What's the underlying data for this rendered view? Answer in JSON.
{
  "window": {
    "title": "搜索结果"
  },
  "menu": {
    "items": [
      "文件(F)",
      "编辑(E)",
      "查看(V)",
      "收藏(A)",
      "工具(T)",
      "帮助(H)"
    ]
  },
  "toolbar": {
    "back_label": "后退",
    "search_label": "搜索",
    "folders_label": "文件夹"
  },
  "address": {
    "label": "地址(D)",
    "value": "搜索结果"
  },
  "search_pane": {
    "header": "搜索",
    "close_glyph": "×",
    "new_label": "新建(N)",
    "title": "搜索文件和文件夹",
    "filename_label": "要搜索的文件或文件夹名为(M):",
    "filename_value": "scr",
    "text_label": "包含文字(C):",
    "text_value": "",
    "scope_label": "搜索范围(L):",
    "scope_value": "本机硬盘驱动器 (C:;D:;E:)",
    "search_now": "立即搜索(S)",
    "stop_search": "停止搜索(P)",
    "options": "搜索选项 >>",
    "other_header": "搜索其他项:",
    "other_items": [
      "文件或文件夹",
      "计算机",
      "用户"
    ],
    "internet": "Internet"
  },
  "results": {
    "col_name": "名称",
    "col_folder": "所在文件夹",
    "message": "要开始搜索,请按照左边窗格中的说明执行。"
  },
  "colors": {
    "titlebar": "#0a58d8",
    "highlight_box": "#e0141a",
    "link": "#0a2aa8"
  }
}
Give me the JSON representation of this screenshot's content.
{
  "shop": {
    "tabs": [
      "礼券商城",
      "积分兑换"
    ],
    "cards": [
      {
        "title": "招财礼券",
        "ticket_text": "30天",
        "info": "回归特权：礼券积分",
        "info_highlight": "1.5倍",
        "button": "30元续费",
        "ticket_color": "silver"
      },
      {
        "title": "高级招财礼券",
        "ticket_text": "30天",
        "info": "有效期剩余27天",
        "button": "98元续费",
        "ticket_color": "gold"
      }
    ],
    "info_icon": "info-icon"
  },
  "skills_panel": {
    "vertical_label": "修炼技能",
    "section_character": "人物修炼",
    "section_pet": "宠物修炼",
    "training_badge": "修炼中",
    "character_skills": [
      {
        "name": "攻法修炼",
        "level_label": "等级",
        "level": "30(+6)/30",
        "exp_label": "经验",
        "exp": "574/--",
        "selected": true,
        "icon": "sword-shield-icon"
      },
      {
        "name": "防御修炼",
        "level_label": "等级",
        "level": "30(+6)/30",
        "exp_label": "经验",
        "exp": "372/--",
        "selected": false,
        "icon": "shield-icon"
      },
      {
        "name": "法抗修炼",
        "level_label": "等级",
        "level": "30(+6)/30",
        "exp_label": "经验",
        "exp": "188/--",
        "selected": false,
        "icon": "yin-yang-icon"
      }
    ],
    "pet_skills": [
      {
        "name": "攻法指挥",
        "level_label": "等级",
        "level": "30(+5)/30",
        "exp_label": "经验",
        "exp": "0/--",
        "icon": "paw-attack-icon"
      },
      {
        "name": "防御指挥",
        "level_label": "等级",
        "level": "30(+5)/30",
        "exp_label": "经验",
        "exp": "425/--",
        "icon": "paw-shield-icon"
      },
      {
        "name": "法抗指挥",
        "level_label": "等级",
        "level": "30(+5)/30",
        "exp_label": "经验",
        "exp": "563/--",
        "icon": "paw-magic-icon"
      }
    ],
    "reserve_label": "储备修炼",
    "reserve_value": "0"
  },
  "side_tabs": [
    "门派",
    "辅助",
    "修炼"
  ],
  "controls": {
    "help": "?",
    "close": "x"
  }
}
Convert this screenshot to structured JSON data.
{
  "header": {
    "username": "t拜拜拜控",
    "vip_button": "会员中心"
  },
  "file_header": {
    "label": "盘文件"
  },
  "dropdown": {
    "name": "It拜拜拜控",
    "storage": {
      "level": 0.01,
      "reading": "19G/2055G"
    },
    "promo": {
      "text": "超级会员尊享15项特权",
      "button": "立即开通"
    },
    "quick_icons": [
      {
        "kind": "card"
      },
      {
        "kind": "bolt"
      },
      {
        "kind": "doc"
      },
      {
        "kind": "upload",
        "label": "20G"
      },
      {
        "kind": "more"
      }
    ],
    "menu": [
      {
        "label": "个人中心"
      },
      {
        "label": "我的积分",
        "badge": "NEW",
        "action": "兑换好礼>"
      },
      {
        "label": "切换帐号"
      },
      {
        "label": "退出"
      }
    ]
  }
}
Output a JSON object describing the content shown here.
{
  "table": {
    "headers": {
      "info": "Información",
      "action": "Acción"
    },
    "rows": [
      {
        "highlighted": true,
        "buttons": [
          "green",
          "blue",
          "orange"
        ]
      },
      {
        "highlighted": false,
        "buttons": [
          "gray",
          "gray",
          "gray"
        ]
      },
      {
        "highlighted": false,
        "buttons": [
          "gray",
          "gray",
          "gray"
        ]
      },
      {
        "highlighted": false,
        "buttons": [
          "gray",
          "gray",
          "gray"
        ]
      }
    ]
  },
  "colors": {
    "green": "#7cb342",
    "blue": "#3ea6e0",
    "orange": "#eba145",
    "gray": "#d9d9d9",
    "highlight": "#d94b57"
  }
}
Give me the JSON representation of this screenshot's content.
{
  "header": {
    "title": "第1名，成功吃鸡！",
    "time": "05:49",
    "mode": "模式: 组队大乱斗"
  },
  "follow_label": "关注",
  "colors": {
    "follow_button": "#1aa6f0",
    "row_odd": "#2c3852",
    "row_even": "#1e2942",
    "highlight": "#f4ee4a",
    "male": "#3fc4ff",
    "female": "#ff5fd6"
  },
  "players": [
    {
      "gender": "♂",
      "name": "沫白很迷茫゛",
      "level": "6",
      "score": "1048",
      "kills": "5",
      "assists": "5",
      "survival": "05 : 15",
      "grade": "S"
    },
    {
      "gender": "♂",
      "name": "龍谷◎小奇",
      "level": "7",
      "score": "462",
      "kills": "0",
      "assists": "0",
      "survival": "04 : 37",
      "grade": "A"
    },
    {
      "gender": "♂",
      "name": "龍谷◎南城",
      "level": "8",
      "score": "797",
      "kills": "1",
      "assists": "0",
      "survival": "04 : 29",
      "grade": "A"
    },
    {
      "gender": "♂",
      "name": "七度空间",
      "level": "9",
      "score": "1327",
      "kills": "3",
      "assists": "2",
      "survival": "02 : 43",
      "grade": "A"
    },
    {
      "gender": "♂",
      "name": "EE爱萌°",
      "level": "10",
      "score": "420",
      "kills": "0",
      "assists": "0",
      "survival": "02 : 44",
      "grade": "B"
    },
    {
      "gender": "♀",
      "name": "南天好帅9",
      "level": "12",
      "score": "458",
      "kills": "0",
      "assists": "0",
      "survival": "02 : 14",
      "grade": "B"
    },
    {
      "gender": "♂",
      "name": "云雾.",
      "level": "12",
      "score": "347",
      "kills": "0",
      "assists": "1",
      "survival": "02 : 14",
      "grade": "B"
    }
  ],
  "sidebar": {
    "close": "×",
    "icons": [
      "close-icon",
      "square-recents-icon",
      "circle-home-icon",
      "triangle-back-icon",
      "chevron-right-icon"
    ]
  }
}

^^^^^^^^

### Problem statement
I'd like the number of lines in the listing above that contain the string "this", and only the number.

### Response box
4